Website and app data records:
★ ★ ★ ★ ★ ★ ★

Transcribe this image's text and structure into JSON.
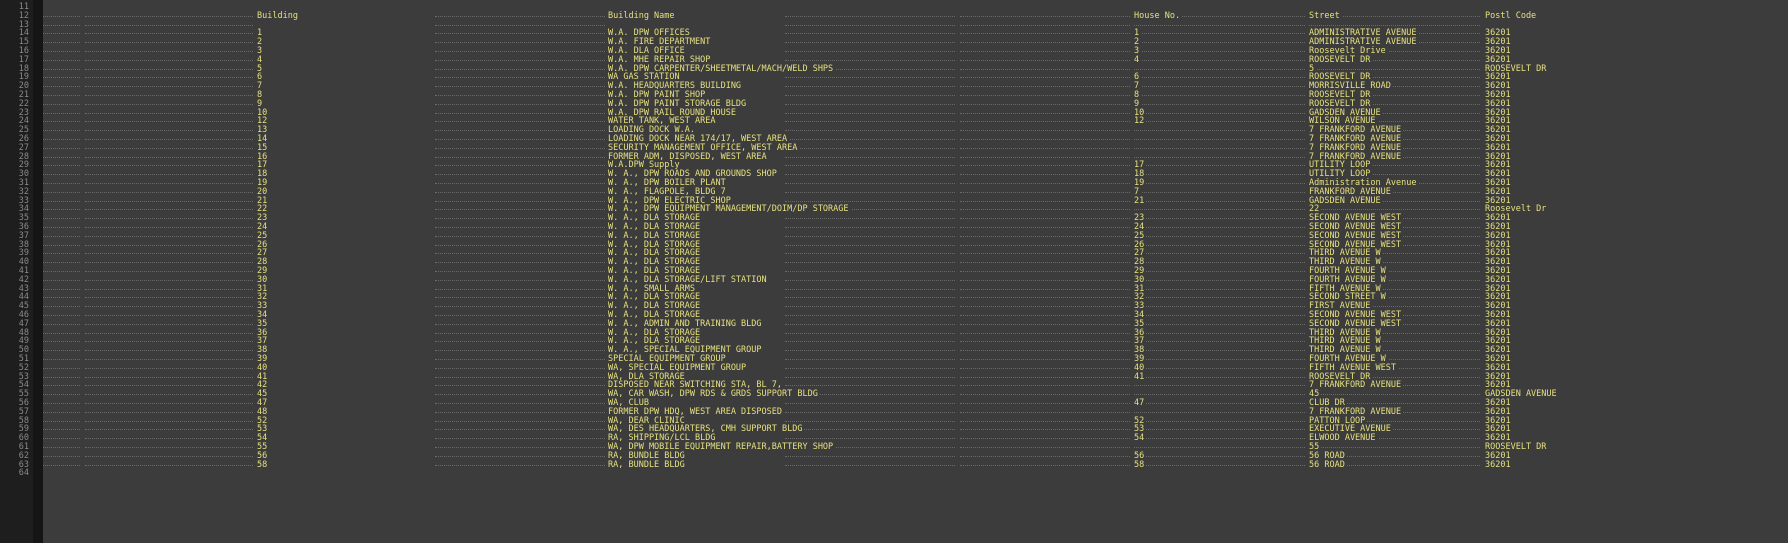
{
  "editor": {
    "first_line_number": 11,
    "last_line_number": 64
  },
  "header": {
    "building": "Building",
    "building_name": "Building Name",
    "house_no": "House No.",
    "street": "Street",
    "postl_code": "Postl Code"
  },
  "rows": [
    {
      "building": "1",
      "name": "W.A. DPW OFFICES",
      "house": "1",
      "street": "ADMINISTRATIVE AVENUE",
      "postal": "36201"
    },
    {
      "building": "2",
      "name": "W.A. FIRE DEPARTMENT",
      "house": "2",
      "street": "ADMINISTRATIVE AVENUE",
      "postal": "36201"
    },
    {
      "building": "3",
      "name": "W.A. DLA OFFICE",
      "house": "3",
      "street": "Roosevelt Drive",
      "postal": "36201"
    },
    {
      "building": "4",
      "name": "W.A. MHE REPAIR SHOP",
      "house": "4",
      "street": "ROOSEVELT DR",
      "postal": "36201"
    },
    {
      "building": "5",
      "name": "W.A. DPW CARPENTER/SHEETMETAL/MACH/WELD SHPS",
      "house": "",
      "street": "5",
      "postal": "ROOSEVELT DR"
    },
    {
      "building": "6",
      "name": "WA GAS STATION",
      "house": "6",
      "street": "ROOSEVELT DR",
      "postal": "36201"
    },
    {
      "building": "7",
      "name": "W.A. HEADQUARTERS BUILDING",
      "house": "7",
      "street": "MORRISVILLE ROAD",
      "postal": "36201"
    },
    {
      "building": "8",
      "name": "W.A. DPW PAINT SHOP",
      "house": "8",
      "street": "ROOSEVELT DR",
      "postal": "36201"
    },
    {
      "building": "9",
      "name": "W.A. DPW PAINT STORAGE BLDG",
      "house": "9",
      "street": "ROOSEVELT DR",
      "postal": "36201"
    },
    {
      "building": "10",
      "name": "W.A. DPW RAIL ROUND HOUSE",
      "house": "10",
      "street": "GADSDEN AVENUE",
      "postal": "36201"
    },
    {
      "building": "12",
      "name": "WATER TANK, WEST AREA",
      "house": "12",
      "street": "WILSON AVENUE",
      "postal": "36201"
    },
    {
      "building": "13",
      "name": "LOADING DOCK W.A.",
      "house": "",
      "street": "7 FRANKFORD AVENUE",
      "postal": "36201"
    },
    {
      "building": "14",
      "name": "LOADING DOCK NEAR 174/17, WEST AREA",
      "house": "",
      "street": "7 FRANKFORD AVENUE",
      "postal": "36201"
    },
    {
      "building": "15",
      "name": "SECURITY MANAGEMENT OFFICE, WEST AREA",
      "house": "",
      "street": "7 FRANKFORD AVENUE",
      "postal": "36201"
    },
    {
      "building": "16",
      "name": "FORMER ADM, DISPOSED, WEST AREA",
      "house": "",
      "street": "7 FRANKFORD AVENUE",
      "postal": "36201"
    },
    {
      "building": "17",
      "name": "W.A.DPW Supply",
      "house": "17",
      "street": "UTILITY LOOP",
      "postal": "36201"
    },
    {
      "building": "18",
      "name": "W. A., DPW ROADS AND GROUNDS SHOP",
      "house": "18",
      "street": "UTILITY LOOP",
      "postal": "36201"
    },
    {
      "building": "19",
      "name": "W. A., DPW BOILER PLANT",
      "house": "19",
      "street": "Administration Avenue",
      "postal": "36201"
    },
    {
      "building": "20",
      "name": "W. A., FLAGPOLE, BLDG 7",
      "house": "7",
      "street": "FRANKFORD AVENUE",
      "postal": "36201"
    },
    {
      "building": "21",
      "name": "W. A., DPW ELECTRIC SHOP",
      "house": "21",
      "street": "GADSDEN AVENUE",
      "postal": "36201"
    },
    {
      "building": "22",
      "name": "W. A., DPW EQUIPMENT MANAGEMENT/DOIM/DP STORAGE",
      "house": "",
      "street": "22",
      "postal": "Roosevelt Dr"
    },
    {
      "building": "23",
      "name": "W. A., DLA STORAGE",
      "house": "23",
      "street": "SECOND AVENUE WEST",
      "postal": "36201"
    },
    {
      "building": "24",
      "name": "W. A., DLA STORAGE",
      "house": "24",
      "street": "SECOND AVENUE WEST",
      "postal": "36201"
    },
    {
      "building": "25",
      "name": "W. A., DLA STORAGE",
      "house": "25",
      "street": "SECOND AVENUE WEST",
      "postal": "36201"
    },
    {
      "building": "26",
      "name": "W. A., DLA STORAGE",
      "house": "26",
      "street": "SECOND AVENUE WEST",
      "postal": "36201"
    },
    {
      "building": "27",
      "name": "W. A., DLA STORAGE",
      "house": "27",
      "street": "THIRD AVENUE W",
      "postal": "36201"
    },
    {
      "building": "28",
      "name": "W. A., DLA STORAGE",
      "house": "28",
      "street": "THIRD AVENUE W",
      "postal": "36201"
    },
    {
      "building": "29",
      "name": "W. A., DLA STORAGE",
      "house": "29",
      "street": "FOURTH AVENUE W",
      "postal": "36201"
    },
    {
      "building": "30",
      "name": "W. A., DLA STORAGE/LIFT STATION",
      "house": "30",
      "street": "FOURTH AVENUE W",
      "postal": "36201"
    },
    {
      "building": "31",
      "name": "W. A., SMALL ARMS",
      "house": "31",
      "street": "FIFTH AVENUE W",
      "postal": "36201"
    },
    {
      "building": "32",
      "name": "W. A., DLA STORAGE",
      "house": "32",
      "street": "SECOND STREET W",
      "postal": "36201"
    },
    {
      "building": "33",
      "name": "W. A., DLA STORAGE",
      "house": "33",
      "street": "FIRST AVENUE",
      "postal": "36201"
    },
    {
      "building": "34",
      "name": "W. A., DLA STORAGE",
      "house": "34",
      "street": "SECOND AVENUE WEST",
      "postal": "36201"
    },
    {
      "building": "35",
      "name": "W. A., ADMIN AND TRAINING BLDG",
      "house": "35",
      "street": "SECOND AVENUE WEST",
      "postal": "36201"
    },
    {
      "building": "36",
      "name": "W. A., DLA STORAGE",
      "house": "36",
      "street": "THIRD AVENUE W",
      "postal": "36201"
    },
    {
      "building": "37",
      "name": "W. A., DLA STORAGE",
      "house": "37",
      "street": "THIRD AVENUE W",
      "postal": "36201"
    },
    {
      "building": "38",
      "name": "W. A., SPECIAL EQUIPMENT GROUP",
      "house": "38",
      "street": "THIRD AVENUE W",
      "postal": "36201"
    },
    {
      "building": "39",
      "name": "SPECIAL EQUIPMENT GROUP",
      "house": "39",
      "street": "FOURTH AVENUE W",
      "postal": "36201"
    },
    {
      "building": "40",
      "name": "WA, SPECIAL EQUIPMENT GROUP",
      "house": "40",
      "street": "FIFTH AVENUE WEST",
      "postal": "36201"
    },
    {
      "building": "41",
      "name": "WA, DLA STORAGE",
      "house": "41",
      "street": "ROOSEVELT DR",
      "postal": "36201"
    },
    {
      "building": "42",
      "name": "DISPOSED NEAR SWITCHING STA, BL 7,",
      "house": "",
      "street": "7 FRANKFORD AVENUE",
      "postal": "36201"
    },
    {
      "building": "45",
      "name": "WA, CAR WASH, DPW RDS & GRDS SUPPORT BLDG",
      "house": "",
      "street": "45",
      "postal": "GADSDEN AVENUE"
    },
    {
      "building": "47",
      "name": "WA, CLUB",
      "house": "47",
      "street": "CLUB DR",
      "postal": "36201"
    },
    {
      "building": "48",
      "name": "FORMER DPW HDQ, WEST AREA DISPOSED",
      "house": "",
      "street": "7 FRANKFORD AVENUE",
      "postal": "36201"
    },
    {
      "building": "52",
      "name": "WA, DEAR CLINIC",
      "house": "52",
      "street": "PATTON LOOP",
      "postal": "36201"
    },
    {
      "building": "53",
      "name": "WA, DES HEADQUARTERS, CMH SUPPORT BLDG",
      "house": "53",
      "street": "EXECUTIVE AVENUE",
      "postal": "36201"
    },
    {
      "building": "54",
      "name": "RA, SHIPPING/LCL BLDG",
      "house": "54",
      "street": "ELWOOD AVENUE",
      "postal": "36201"
    },
    {
      "building": "55",
      "name": "WA, DPW MOBILE EQUIPMENT REPAIR,BATTERY SHOP",
      "house": "",
      "street": "55",
      "postal": "ROOSEVELT DR"
    },
    {
      "building": "56",
      "name": "RA, BUNDLE BLDG",
      "house": "56",
      "street": "56 ROAD",
      "postal": "36201"
    },
    {
      "building": "58",
      "name": "RA, BUNDLE BLDG",
      "house": "58",
      "street": "56 ROAD",
      "postal": "36201"
    }
  ]
}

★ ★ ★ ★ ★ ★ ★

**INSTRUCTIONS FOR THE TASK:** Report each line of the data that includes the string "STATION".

**EXERCISE RESULT:**
      "name": "WA GAS STATION",
      "name": "W. A., DLA STORAGE/LIFT STATION",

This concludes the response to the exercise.